Since it is a genetic disease, this means that the usual symptoms can be expected to return when the drug therapy that has been initiated is discontinued. Therefore, lifelong treatment is often required to achieve lasting changes. In most cases, the quality of life of those affected is restricted due to the visual abnormalities and states of emotional stress are present. This increases the risk of developing a mental illness. These possible developments should be taken into account when making the forecast. 7
Currently, no preventive procedures are known or tested with regard to the Mal de Meleda. Since it is a disease with hereditary causes, prevention is not possible.
The aftercare measures for skin diseases usually depend very much on the exact disease, so that no general prediction can usually be made. However, all skin diseases must first and foremost be evaluated and treated by a doctor to avoid further complications or discomfort. The earlier this disease is recognized and treated by a doctor, the better the further course, which is why the person concerned should consult a doctor as soon as the first symptoms and signs appear.

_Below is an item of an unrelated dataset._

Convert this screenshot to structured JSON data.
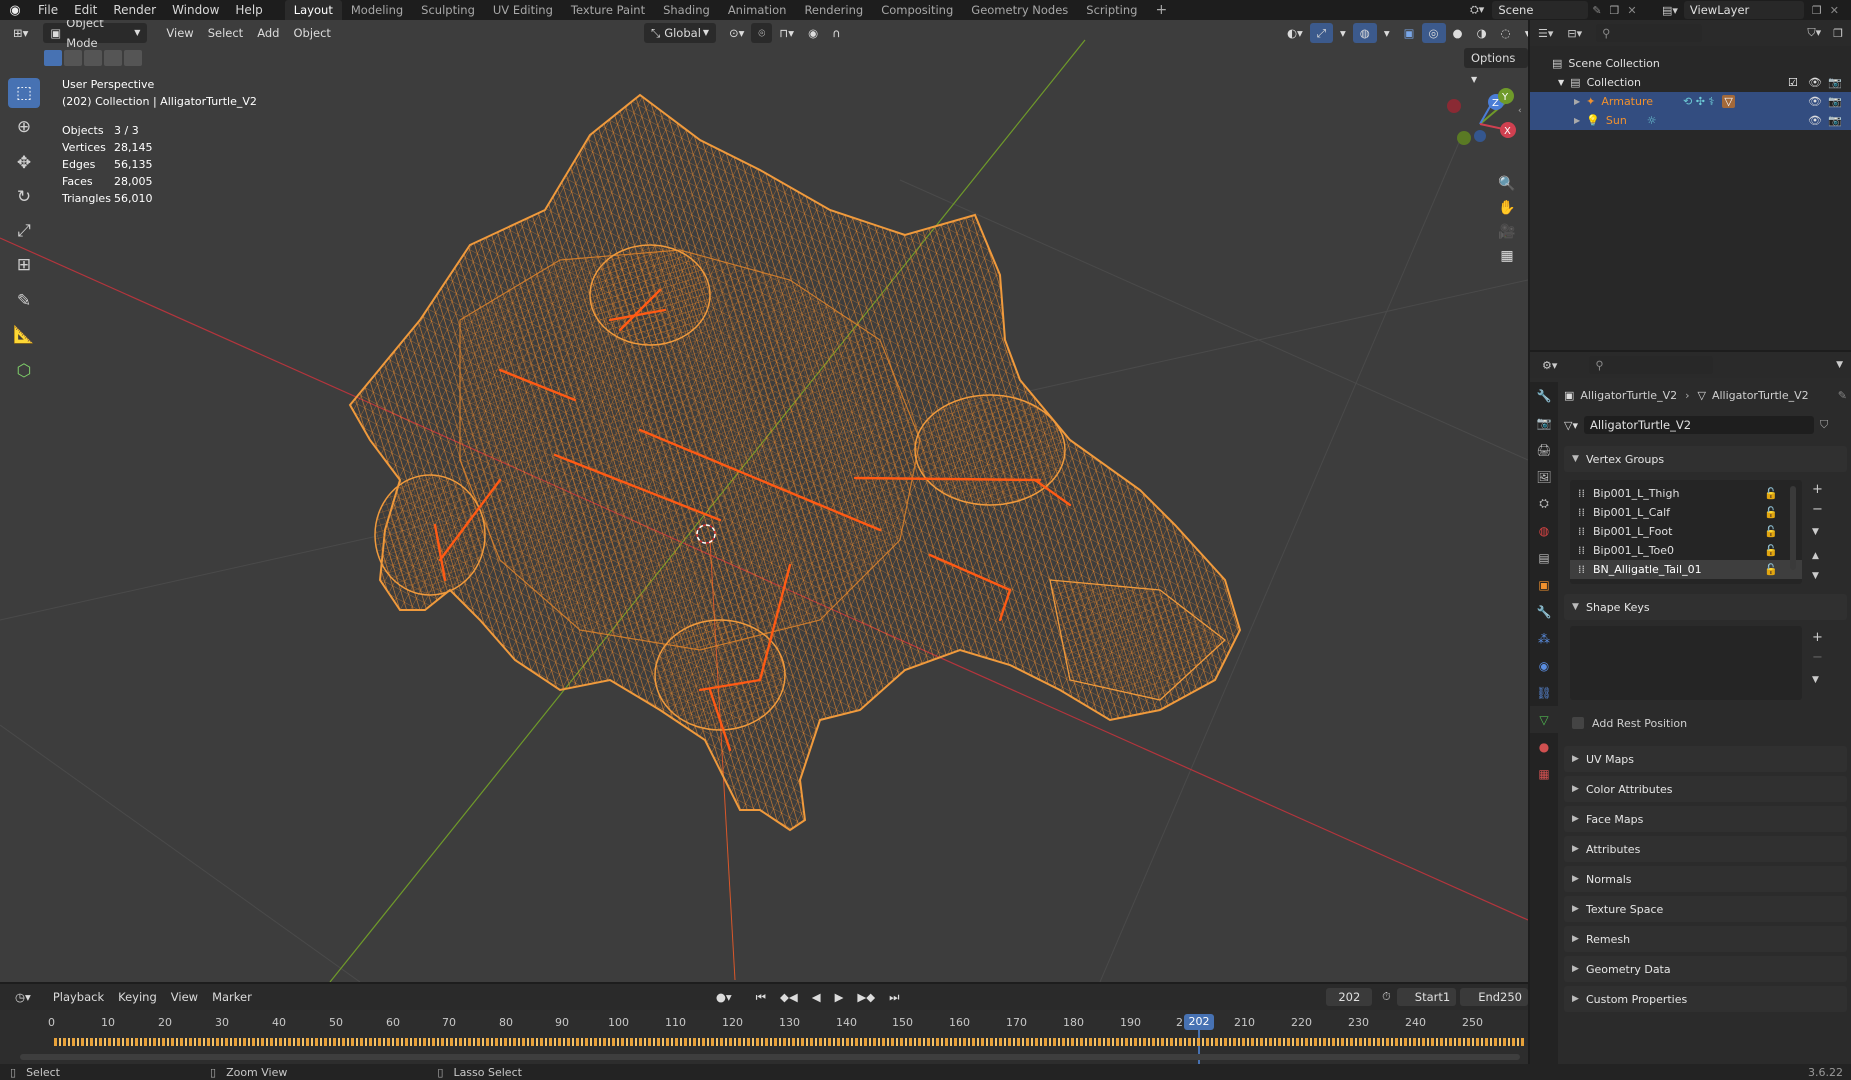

Since some skin diseases are contagious, contact with other people should be avoided. A high standard of hygiene can also have a positive effect on the course of such diseases. In most cases, these diseases are treated by applying creams or ointments and taking medication.
The person concerned should pay attention to regular use and the right dosage in order to permanently relieve the symptoms. Regular check-ups by a doctor are very important. In most cases, the skin diseases do not have a negative effect on the life expectancy of the affected person. Contact with other sufferers can also be helpful in order to strengthen one’s own self-confidence in dealing with the disease. Under these conditions, the visual changes in the complexion of some of those affected can be classified as less unpleasant.
You can do that yourself
Parents whose child has been diagnosed with Mal de Meleda should have a comprehensive consultation with a specialist. The medical professional can educate the parents about treatment options and provide tips on how to manage the symptoms through everyday measures.
The typical erythrokeratoderma can at least be reduced by good skin care and the use of soothing ointments. Accompanying the medical measures, homeopathic remedies can also be used, such as Apis mellifica or the pain-relieving Hepar sulfuris. Those affected can reduce possible hyperpigmentation by adequate sun protection and avoidance of direct sunlight. Here, too, various creams and ointments can be used as an accompanying measure. Cosmetics should always be checked for any artificial ingredients before use. In severe cases of hyperpigmentation, a therapeutic consultation is necessary.
Especially for children and young people, the skin disease represents a serious psychological burden that must be worked through in a discussion with a psychologist. Genetic counseling is indicated later in life in order to be able to reliably assess the risk of inheritance to possible children.